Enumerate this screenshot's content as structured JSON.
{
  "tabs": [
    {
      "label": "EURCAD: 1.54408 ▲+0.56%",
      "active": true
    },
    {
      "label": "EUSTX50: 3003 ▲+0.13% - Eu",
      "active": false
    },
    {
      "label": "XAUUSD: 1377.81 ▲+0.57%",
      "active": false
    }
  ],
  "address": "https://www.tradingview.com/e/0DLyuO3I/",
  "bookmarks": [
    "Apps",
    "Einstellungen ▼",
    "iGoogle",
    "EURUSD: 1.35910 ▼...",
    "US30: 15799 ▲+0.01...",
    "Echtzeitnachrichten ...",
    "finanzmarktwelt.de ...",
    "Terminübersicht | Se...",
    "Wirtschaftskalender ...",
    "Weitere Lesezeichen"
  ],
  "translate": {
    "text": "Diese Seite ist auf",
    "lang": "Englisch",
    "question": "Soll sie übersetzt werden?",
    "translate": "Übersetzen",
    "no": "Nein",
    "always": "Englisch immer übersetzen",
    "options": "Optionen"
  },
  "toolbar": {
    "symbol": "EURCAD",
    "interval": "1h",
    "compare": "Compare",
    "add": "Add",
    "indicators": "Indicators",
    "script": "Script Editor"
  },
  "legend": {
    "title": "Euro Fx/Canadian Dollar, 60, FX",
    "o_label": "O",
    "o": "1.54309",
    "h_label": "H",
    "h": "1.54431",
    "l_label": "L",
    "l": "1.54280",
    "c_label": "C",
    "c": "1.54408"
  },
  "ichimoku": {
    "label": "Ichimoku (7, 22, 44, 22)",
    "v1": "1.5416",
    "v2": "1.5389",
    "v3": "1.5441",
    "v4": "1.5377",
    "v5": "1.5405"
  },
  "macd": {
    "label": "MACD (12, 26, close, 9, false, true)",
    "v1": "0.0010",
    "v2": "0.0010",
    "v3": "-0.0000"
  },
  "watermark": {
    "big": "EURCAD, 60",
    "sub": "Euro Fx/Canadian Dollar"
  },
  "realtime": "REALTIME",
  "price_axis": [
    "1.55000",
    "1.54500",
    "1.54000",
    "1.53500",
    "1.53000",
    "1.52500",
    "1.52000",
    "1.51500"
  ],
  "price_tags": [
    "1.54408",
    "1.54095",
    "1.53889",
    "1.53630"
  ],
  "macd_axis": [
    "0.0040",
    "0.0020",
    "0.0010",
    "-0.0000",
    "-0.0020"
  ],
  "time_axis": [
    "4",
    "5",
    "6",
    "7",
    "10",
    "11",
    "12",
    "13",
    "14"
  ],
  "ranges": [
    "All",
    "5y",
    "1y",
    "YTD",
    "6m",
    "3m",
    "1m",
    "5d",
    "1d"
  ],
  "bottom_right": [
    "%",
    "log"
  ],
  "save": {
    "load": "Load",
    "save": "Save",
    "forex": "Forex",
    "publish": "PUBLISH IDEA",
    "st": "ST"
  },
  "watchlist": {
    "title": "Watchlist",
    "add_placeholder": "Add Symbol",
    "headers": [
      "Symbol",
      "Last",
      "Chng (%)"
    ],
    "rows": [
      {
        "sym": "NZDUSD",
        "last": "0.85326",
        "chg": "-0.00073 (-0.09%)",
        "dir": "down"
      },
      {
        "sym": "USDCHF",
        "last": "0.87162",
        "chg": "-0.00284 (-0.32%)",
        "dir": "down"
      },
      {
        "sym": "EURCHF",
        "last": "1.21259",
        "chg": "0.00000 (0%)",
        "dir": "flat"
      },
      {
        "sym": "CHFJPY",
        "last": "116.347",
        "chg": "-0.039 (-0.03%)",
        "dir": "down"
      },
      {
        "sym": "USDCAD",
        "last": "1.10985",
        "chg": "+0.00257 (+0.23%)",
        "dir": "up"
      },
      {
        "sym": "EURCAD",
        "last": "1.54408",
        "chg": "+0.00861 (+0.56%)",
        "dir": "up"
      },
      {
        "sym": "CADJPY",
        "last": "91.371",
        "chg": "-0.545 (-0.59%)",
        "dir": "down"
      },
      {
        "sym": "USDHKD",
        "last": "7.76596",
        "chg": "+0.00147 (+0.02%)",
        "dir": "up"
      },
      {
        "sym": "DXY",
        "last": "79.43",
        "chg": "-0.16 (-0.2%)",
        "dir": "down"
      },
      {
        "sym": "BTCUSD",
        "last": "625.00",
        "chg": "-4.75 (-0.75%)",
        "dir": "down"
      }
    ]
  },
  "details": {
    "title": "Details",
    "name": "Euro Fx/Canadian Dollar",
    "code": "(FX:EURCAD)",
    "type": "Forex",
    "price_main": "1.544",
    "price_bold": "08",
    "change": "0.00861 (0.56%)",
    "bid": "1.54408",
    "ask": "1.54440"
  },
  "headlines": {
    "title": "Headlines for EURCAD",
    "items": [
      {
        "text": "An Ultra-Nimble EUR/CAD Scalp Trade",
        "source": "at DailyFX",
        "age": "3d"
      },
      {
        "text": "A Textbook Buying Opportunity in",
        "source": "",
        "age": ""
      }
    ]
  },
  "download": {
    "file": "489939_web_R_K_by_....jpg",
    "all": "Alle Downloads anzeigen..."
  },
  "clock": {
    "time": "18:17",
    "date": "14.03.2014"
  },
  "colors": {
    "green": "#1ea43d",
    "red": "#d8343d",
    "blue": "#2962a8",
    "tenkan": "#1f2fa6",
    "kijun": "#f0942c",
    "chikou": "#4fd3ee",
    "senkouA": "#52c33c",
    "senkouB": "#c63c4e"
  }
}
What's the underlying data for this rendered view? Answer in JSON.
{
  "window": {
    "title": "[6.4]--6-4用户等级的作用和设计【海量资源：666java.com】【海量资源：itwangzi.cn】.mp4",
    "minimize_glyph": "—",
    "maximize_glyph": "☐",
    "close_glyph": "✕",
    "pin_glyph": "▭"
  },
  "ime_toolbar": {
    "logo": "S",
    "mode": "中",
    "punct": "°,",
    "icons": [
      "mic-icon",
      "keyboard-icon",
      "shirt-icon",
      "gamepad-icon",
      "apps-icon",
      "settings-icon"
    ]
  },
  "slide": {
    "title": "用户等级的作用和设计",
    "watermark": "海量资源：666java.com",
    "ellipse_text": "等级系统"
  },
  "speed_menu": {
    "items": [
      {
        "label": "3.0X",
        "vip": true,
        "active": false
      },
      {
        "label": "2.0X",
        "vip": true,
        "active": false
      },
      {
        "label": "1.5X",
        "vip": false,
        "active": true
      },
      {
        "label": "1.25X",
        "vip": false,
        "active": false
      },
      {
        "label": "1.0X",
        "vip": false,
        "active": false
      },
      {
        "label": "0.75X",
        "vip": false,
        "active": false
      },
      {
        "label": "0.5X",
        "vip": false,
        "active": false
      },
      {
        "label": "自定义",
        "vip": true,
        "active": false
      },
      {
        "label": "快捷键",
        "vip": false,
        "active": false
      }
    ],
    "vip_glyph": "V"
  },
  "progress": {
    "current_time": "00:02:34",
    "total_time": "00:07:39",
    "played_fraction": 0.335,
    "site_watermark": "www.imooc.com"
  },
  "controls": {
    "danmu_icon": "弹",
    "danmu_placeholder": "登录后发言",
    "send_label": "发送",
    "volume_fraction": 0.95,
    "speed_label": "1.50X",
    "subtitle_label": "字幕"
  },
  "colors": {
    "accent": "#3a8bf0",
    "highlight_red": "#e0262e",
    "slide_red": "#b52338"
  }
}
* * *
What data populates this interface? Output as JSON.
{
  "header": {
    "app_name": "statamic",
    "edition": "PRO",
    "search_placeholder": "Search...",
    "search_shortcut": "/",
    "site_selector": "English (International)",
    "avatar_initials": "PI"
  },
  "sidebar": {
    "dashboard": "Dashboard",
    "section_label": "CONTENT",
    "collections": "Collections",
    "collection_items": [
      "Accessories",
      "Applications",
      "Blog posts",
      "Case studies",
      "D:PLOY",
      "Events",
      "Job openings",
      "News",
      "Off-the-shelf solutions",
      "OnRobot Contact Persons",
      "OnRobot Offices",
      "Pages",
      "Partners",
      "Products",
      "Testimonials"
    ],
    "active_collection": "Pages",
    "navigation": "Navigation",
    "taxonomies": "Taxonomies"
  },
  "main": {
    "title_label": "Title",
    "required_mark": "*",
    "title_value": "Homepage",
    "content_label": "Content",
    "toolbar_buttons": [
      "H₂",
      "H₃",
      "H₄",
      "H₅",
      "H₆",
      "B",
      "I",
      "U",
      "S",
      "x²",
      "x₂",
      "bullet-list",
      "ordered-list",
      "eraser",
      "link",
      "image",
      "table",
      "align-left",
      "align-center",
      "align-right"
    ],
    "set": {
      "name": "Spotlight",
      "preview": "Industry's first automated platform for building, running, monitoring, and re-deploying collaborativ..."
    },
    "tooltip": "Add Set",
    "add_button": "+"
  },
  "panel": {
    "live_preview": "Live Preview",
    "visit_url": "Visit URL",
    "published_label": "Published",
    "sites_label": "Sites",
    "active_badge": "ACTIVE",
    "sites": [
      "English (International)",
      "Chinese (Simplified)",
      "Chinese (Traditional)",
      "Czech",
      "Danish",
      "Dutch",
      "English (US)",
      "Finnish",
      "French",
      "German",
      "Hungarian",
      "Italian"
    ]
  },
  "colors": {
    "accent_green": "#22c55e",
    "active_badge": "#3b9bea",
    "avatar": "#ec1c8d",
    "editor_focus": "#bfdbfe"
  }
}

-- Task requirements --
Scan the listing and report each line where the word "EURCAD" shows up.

-- Response area --
      "label": "EURCAD: 1.54408 ▲+0.56%",
    "symbol": "EURCAD",
    "big": "EURCAD, 60",
        "sym": "EURCAD",
    "code": "(FX:EURCAD)",
    "title": "Headlines for EURCAD",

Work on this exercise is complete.